company ran a personality test. In essence a questionnaire was used to assess whether the
participant was “quantitative”, “qualitative”, or somewhere in between.
The majority of doctors at the conference where heavily in the quantitative mode (rule orientated,
rational thinking, process governed). I was in the minority, being far to the “qualitative” end of the
spectrum (creative, nuanced, distrusting of rules).
There are a myriad of definitions aiming to describe the “qualitative/ qualitative” dichotomy, though
a recent article on Quadrant aims to delineate these differences in terms of left versus right brain
The article references a recent two part volume by psychiatrist Iain McGilvray entitled “The Matter
with Things”. This outlines the divide between the right and left brains in some detail. The left brain
controls short term rational decision making and is largely concerned with reason and language, but
also fantasy and unreason. It is concerned with simple decision making in potentially life-threatening
The right brain is concerned with pattern recognition, “big picture” decisions, and the apprehension
of meaning”. It is the creative part of the brain and seeks patterns in art and music, as well as being
responsible for nuanced analysis of complex issues. The right side of the brain is necessary to
contextualise the short term, survival-based function of the left.
The article suggests that we have, over recent times, developed primacy of the left brain. This is an
obvious conclusion from the “safetyism” prevalent in the Covid response, as well as fear of “climate
As academic sociologist and author, Frank Furedi writes in “How Fear Work”, “. . .in the current era
fearing appears to be such a volatile and directionless activity.

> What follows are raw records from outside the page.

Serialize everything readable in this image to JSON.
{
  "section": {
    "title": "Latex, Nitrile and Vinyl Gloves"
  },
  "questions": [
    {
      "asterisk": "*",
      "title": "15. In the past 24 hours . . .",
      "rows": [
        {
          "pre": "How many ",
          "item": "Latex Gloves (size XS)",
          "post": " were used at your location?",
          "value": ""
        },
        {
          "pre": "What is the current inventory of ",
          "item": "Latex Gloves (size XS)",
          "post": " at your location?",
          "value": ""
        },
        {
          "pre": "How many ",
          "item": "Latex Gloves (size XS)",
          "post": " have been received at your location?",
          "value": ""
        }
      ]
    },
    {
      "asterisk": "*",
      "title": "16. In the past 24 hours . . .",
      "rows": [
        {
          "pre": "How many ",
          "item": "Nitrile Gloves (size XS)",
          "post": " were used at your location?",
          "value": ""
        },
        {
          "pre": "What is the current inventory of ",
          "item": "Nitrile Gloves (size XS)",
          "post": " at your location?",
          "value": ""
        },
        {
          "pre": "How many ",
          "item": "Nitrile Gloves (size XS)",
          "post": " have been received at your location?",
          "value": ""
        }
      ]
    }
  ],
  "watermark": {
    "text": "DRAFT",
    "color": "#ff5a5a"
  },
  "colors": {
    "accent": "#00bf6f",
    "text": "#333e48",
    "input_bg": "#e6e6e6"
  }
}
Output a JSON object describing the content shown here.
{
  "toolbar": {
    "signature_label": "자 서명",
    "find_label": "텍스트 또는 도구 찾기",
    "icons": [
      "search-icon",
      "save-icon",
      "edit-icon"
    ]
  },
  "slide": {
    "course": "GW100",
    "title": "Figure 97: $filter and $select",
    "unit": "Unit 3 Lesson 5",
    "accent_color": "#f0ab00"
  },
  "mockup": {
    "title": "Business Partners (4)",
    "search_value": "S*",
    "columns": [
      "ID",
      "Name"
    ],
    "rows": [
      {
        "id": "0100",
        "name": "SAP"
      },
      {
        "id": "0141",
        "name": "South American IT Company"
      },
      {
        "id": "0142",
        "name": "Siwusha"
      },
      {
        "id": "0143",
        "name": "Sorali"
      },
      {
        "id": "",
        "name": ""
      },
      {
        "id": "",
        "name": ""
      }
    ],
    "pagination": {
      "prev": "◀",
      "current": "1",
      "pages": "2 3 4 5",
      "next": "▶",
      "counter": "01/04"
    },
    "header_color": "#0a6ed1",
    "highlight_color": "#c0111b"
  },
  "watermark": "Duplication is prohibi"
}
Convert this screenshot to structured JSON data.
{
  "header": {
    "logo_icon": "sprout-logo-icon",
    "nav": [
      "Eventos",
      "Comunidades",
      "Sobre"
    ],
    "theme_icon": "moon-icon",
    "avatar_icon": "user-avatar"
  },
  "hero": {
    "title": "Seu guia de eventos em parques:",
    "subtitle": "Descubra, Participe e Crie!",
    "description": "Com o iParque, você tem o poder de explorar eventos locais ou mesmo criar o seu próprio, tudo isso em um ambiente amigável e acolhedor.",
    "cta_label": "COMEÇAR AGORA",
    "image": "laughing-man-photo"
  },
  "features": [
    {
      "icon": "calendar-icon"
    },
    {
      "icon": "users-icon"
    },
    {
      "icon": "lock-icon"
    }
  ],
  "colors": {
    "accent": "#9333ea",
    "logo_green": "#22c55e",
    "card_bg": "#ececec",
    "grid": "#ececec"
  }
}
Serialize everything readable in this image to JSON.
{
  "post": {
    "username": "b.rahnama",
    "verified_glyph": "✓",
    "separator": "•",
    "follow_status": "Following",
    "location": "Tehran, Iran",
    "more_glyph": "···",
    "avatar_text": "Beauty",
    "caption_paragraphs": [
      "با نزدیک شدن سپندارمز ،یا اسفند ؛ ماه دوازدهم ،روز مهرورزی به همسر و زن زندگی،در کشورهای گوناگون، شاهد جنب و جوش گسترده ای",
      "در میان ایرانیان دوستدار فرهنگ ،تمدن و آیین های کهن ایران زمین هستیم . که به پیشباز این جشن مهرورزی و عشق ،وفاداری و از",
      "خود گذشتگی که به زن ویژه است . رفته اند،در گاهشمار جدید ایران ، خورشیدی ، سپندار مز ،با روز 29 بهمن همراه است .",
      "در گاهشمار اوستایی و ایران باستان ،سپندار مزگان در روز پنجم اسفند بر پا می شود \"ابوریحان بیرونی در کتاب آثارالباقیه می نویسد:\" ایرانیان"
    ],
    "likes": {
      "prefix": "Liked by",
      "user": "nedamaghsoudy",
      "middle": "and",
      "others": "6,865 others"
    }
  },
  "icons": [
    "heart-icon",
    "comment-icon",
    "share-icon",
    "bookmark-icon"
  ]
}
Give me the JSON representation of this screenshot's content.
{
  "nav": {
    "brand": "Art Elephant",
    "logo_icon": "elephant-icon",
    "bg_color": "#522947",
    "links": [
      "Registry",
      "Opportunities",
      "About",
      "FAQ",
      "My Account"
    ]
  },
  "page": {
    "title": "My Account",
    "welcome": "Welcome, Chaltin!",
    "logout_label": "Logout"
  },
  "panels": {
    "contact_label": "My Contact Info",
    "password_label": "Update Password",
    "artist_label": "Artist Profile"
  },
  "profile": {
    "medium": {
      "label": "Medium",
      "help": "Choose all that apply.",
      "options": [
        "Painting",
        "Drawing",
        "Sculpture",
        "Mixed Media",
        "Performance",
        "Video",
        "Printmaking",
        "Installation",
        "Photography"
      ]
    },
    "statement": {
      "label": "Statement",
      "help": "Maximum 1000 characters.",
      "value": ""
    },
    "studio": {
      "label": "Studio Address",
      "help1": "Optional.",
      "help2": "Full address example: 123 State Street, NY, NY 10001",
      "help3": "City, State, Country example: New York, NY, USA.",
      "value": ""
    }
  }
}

It seems as if one threat begets
another, only to be contradicted by yet another newly discovered target of fear.”
With a populace gripped by fear, perpetuated by self-interested media and especially social media as
well as authoritarian leaders, it is little wonder that a majority of people “switch off” the right brain
and rely on the left hemisphere to simply follow rules and “The Science”.
In the medical context, and further to the left brain/ right brain personality, with the left brain likely
to dominate in general medical practitioners, we can also consider the five factor model of
personality, and its impact on medical practice, especially during Covid. The five factors are:
extroversion (positive emotion), neuroticism (negative emotion), agreeableness (compassion versus
aggression), conscientiousness, and openness (interest in ideas and creativity).
Many studies have shown women to score higher than men on agreeableness, aspects of
conscientiousness (order, dutifulness and self-discipline) as well as neuroticism.
Gender Differences in Personality across the Ten Aspects of the Big Five (Yanna J. Weisberg, 1 Colin G.DeYoung, 2,* and Jacob B. Hirsh 3 Front Psychol. 2011; 2: 178.) Although figures are difficult to find, there are now more female than male GP’s in Australia.
Given the preponderance of trait agreeableness and neuroticism, allied with left brain tendencies throughout society and certainly in the medical profession, it is not unreasonable to suggest that this
may lead to a compliant workforce during the pandemic, eager to follow public health guidelines
and rules (masks, vaccine mandates, Covid testing and isolation), in the belief that this will lead to
the best outcomes.
Conversely, it may be argued that a short term left brain approach may not lead to optimum health
outcomes when considering the “big picture”. This can be seen in higher death rates from other
conditions (cancer, Alzheimer’s Disease, diabetes) during the last 2 years, when treatment of those
conditions has been delayed whilst focusing purely on reducing Covid case numbers.
It is also counterintuitive to suppress the evolved right brain’s role in moderating and providing
context for the left brain’s short term goal orientated function.
These arguments can be applied to many of today’s political and social dilemmas and certainly
provide an understanding of crowd behaviour over the last 2 tumultuous years.